There’s Cody Beekman, a young hockey player who was paralyzed in a car accident a while back. Dawg Nation completely refurbished Beekman’s home to make it wheelchair accessible, including adding ramps, new floors and wider doorways, as well as purchasing him a new handicap van and helping with his rehab costs.
Kim McLeod was suffering from terminal cancer and given six weeks to live when Dawg Nation entered his life. Feeling a bit of a renewed purpose, McLeod went on to survive another 15 months immersed in Dawg Nation activities before finally succumbing to the disease.
“Someone who plays adult hockey, and if something traumatic happens to that family, then we, Dawg Nation, reach out to them and help that family,” Richardson said. “Our rule is you have to be in the Rocky Mountain Valley, but we may change that if we keep growing like we have.”
Dawg Nation relies on three major charity fundraisers per year to generate most of its revenue — a golf tournament (Tee it up for Dawg Nation), an adult hockey tournament (the Dawg Bowl) and a comedy night (Stand up for Dawg Nation), in which comedians perform at a local comedy club that donates all of the gate money.
The group also holds a slew of smaller events, such as their Survivor Game at the Pepsi Center on Oct. 15, on Hockey Fights Cancer Night prior to the Colorado Avalanche’s matchup with the Dallas Stars. Plover, the epitome of a survivor, was scheduled to play that night.
“We wanted to do something special for the adult hockey players in the community, men or women, that have overcome severe injury or illness,” Richardson explained. “Some of them are not survivors yet, they’re in the midst of their battle, but the whole idea was to get all these people together that have something in common. The people in the midst of their battle, they draw off of that support. Most of them are cancer survivors, so it’s really tied in to the Hockey Fights Cancer Night, but we have a few other interesting people playing that night.”
Originally, the team was just the Junkyard Dawgs, one adult hockey team that started at the Edge Ice Arena in Littleton, Colo. Now the Dawgs ice about nine teams at three different rinks around the Denver area. Richardson was inspired to start the foundation in order to honor a close friend, who used to dress next to him in the locker room but then passed away three years ago due to an autoimmune disease.

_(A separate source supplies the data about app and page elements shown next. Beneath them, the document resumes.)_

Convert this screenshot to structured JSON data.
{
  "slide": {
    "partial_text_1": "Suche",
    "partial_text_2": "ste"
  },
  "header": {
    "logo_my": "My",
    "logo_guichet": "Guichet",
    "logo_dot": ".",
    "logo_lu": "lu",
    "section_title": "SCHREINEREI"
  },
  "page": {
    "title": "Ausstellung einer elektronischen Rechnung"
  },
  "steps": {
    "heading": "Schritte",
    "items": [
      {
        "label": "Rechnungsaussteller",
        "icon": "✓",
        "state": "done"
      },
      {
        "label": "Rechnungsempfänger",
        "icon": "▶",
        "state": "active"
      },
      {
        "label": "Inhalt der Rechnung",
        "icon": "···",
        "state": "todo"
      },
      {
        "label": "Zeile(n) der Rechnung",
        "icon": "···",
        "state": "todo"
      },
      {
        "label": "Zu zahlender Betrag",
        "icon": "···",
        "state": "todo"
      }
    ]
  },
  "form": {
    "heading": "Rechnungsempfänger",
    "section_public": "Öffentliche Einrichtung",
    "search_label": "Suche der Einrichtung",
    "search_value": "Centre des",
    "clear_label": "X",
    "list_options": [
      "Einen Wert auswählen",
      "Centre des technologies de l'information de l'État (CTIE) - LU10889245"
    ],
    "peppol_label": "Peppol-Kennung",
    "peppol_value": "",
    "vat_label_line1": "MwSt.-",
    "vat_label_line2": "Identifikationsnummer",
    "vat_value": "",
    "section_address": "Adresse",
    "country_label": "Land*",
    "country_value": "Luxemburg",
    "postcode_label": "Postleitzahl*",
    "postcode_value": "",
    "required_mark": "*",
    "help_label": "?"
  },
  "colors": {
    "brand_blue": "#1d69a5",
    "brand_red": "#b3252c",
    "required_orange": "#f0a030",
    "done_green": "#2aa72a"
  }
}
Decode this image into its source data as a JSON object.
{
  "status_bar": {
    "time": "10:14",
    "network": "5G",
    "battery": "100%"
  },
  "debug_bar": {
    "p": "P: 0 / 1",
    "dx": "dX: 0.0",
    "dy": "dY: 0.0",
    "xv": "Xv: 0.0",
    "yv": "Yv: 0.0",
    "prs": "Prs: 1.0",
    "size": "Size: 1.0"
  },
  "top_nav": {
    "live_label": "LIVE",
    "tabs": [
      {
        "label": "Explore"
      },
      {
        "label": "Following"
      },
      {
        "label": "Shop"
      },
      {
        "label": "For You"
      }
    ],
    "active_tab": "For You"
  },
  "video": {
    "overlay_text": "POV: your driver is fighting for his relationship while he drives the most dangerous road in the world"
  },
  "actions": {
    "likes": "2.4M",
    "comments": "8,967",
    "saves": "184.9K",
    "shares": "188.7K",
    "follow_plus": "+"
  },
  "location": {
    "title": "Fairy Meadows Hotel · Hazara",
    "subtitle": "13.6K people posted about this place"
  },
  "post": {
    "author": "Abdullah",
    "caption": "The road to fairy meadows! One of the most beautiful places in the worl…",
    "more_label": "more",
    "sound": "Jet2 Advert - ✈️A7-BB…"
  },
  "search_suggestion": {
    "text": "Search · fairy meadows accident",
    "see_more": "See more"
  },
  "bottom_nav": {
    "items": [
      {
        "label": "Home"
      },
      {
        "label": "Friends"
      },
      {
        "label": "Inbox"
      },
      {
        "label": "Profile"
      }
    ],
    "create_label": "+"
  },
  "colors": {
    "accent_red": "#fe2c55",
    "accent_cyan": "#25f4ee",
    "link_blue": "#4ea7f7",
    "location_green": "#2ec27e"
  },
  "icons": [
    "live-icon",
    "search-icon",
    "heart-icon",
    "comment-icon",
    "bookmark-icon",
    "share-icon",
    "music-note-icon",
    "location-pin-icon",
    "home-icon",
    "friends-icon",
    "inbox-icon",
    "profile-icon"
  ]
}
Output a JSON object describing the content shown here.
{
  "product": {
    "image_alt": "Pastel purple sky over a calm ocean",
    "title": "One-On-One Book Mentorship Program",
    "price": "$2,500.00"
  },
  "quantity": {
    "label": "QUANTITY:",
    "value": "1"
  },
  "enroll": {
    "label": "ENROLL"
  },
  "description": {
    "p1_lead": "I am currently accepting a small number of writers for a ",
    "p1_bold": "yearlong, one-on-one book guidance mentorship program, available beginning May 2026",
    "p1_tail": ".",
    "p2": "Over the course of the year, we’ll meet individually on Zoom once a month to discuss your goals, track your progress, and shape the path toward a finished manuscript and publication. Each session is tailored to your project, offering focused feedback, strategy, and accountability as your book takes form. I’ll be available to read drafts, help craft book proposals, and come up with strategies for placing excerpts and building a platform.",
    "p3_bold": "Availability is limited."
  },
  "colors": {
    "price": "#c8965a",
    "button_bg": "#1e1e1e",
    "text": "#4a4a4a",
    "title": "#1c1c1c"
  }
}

“He was very similar to me, we had tons in common,” Richardson said of his buddy. “He was the guy that everyone strives to be, he was just happy to play hockey and when he died, I thought I would do something in Jack’s honor.”
The foundation’s entire board, including Richardson, are all volunteers, putting in many hours of hard work just for the joy of helping people. As the Dawgfather puts it, any money they would receive as salary is instead routed directly to the deserving recipients.
“I have a waiting list for my board, by the way,” Richardson said. “We haven’t figured out how to get grants yet, but we’re getting there.”
Story from Red Line Editorial, Inc.